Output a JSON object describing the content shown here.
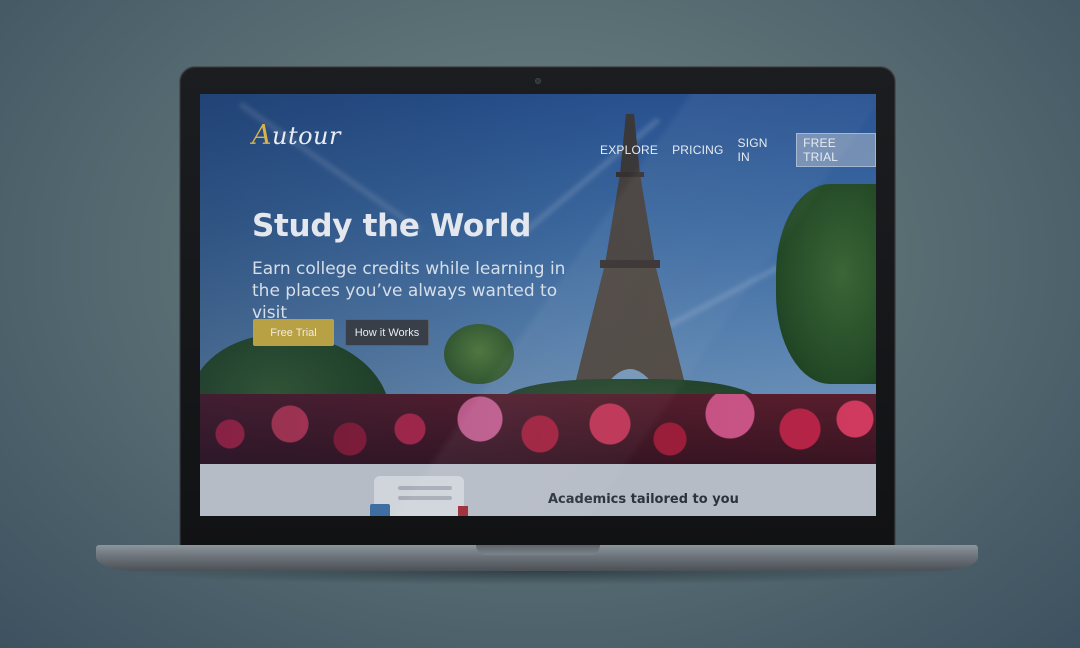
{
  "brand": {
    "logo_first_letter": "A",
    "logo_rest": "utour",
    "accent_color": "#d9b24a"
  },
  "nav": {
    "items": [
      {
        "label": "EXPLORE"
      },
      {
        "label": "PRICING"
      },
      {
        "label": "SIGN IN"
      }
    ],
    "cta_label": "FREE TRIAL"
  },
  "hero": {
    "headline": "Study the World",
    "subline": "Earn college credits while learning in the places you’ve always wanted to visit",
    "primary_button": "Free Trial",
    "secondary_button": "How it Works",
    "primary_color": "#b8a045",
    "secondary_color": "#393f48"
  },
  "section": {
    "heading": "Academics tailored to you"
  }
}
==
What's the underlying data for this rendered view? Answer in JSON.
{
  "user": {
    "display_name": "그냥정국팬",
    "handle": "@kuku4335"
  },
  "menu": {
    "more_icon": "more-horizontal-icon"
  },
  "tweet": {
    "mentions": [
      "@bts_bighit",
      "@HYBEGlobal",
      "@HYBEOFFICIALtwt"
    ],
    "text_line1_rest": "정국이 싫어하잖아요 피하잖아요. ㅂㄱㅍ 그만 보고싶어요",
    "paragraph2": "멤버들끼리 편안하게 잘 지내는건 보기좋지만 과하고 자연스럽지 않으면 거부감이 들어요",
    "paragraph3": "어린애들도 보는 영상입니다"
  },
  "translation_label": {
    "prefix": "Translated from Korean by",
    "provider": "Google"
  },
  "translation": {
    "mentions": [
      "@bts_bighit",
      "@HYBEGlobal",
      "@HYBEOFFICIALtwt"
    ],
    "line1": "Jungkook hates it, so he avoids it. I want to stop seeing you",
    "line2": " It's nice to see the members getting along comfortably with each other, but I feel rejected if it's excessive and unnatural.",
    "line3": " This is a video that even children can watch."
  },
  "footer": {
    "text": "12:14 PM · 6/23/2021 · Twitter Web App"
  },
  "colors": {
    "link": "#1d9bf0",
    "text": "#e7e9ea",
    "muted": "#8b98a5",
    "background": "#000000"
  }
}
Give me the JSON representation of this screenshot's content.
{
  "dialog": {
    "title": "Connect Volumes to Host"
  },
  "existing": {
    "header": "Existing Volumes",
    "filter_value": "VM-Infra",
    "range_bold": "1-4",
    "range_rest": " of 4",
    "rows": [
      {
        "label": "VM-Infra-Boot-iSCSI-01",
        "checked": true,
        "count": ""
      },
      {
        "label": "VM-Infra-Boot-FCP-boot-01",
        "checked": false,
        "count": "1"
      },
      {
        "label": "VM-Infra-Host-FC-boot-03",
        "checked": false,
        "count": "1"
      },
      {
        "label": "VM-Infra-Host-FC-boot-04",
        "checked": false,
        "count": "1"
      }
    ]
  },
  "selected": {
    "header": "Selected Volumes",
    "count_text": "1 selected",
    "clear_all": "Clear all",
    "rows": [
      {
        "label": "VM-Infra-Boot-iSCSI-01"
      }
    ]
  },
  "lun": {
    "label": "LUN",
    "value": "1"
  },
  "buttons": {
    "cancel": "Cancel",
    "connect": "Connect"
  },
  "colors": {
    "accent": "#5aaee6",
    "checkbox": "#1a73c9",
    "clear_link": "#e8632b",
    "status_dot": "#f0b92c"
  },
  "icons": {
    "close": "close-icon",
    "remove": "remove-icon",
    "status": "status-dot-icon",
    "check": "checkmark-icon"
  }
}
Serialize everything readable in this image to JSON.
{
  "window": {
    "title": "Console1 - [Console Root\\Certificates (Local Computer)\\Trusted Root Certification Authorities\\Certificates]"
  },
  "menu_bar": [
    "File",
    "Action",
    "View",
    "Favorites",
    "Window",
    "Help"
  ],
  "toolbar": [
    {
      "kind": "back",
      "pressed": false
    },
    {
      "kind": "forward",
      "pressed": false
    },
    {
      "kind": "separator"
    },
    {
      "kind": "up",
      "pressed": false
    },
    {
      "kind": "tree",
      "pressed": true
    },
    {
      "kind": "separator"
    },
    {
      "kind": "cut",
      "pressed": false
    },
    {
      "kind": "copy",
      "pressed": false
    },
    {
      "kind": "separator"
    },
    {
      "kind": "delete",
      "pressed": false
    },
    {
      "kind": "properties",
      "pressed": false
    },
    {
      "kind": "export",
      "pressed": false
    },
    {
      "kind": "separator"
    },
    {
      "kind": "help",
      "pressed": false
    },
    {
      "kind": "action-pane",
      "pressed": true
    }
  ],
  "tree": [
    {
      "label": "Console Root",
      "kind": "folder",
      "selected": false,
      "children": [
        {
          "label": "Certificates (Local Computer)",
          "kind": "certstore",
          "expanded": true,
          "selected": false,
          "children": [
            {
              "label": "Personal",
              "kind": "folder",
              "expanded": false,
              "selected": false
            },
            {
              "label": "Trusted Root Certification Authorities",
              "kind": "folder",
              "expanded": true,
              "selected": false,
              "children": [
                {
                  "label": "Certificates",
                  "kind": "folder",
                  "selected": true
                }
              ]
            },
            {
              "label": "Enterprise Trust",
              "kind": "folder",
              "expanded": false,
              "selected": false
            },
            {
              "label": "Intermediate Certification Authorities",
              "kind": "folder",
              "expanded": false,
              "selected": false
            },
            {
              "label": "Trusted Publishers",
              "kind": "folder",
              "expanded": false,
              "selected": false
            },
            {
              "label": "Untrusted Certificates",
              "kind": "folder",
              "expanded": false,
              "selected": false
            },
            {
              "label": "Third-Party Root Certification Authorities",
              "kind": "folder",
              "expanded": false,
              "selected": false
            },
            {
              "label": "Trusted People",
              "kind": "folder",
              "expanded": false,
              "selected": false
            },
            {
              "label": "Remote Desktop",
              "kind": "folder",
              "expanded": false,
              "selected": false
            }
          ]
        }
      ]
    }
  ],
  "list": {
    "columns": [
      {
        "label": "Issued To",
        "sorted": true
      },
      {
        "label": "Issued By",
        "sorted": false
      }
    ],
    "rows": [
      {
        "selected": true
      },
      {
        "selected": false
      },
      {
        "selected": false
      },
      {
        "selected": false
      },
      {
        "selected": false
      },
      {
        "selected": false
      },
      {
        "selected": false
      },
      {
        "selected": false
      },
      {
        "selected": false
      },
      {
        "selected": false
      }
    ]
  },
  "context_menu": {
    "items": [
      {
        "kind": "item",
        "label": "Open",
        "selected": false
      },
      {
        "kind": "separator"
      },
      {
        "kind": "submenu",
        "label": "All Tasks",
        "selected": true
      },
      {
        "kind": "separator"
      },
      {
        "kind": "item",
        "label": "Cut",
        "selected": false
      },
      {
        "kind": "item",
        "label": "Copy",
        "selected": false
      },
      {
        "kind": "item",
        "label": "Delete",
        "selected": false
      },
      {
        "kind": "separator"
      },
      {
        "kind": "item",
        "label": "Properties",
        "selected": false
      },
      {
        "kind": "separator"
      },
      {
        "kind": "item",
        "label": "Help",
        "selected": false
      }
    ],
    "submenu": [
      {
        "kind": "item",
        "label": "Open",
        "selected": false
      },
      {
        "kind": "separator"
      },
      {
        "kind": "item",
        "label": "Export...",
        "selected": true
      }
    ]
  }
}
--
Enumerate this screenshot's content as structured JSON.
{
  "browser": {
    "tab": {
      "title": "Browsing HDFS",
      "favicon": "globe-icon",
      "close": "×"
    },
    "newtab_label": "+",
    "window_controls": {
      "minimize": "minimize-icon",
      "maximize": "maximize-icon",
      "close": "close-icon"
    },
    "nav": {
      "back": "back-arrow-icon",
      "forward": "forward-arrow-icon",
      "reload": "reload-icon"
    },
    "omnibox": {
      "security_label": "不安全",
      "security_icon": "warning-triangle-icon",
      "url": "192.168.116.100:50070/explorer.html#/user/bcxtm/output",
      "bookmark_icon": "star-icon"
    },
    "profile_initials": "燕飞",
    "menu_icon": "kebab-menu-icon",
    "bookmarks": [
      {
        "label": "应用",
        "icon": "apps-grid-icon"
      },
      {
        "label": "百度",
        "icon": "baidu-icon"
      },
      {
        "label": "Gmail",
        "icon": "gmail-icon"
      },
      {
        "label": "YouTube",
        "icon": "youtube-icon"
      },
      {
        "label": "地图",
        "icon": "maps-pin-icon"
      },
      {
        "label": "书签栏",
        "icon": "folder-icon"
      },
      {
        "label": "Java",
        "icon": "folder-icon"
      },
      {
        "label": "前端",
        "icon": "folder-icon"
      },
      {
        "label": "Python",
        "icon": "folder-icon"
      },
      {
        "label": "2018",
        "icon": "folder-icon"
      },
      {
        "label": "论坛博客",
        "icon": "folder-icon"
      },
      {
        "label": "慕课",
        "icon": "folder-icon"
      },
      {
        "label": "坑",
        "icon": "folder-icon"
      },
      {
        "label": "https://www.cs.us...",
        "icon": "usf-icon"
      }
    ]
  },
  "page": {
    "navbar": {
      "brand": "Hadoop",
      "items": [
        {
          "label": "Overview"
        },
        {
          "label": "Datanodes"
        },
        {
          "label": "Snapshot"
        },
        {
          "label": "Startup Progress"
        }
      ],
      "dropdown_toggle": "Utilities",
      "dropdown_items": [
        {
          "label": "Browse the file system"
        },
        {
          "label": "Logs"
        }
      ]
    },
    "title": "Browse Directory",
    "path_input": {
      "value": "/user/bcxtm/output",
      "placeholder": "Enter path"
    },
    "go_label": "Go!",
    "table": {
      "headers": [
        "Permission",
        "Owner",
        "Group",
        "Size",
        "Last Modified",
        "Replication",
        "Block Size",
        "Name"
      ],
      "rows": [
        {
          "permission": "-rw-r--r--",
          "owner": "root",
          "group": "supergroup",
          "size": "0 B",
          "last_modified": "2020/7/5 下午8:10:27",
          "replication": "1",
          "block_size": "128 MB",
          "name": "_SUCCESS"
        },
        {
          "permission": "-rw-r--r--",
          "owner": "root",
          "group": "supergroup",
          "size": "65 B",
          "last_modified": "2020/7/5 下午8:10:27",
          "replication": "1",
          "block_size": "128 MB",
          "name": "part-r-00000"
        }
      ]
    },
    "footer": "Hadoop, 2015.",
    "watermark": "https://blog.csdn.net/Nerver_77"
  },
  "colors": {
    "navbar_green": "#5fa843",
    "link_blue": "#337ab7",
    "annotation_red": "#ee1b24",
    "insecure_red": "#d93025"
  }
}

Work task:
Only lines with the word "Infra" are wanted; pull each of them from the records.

Written reply:
    "filter_value": "VM-Infra",
        "label": "VM-Infra-Boot-iSCSI-01",
        "label": "VM-Infra-Boot-FCP-boot-01",
        "label": "VM-Infra-Host-FC-boot-03",
        "label": "VM-Infra-Host-FC-boot-04",
        "label": "VM-Infra-Boot-iSCSI-01"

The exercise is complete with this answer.